== Data extract

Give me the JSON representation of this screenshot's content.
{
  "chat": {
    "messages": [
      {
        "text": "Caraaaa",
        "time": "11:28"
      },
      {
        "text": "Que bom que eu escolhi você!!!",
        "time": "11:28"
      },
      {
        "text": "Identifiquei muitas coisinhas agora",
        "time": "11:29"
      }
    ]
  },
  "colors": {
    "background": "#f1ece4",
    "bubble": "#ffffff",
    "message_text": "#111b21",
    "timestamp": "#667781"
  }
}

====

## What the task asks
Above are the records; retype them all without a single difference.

## Exercise solution
Give me the JSON representation of this screenshot's content.
{
  "chat": {
    "messages": [
      {
        "text": "Caraaaa",
        "time": "11:28"
      },
      {
        "text": "Que bom que eu escolhi você!!!",
        "time": "11:28"
      },
      {
        "text": "Identifiquei muitas coisinhas agora",
        "time": "11:29"
      }
    ]
  },
  "colors": {
    "background": "#f1ece4",
    "bubble": "#ffffff",
    "message_text": "#111b21",
    "timestamp": "#667781"
  }
}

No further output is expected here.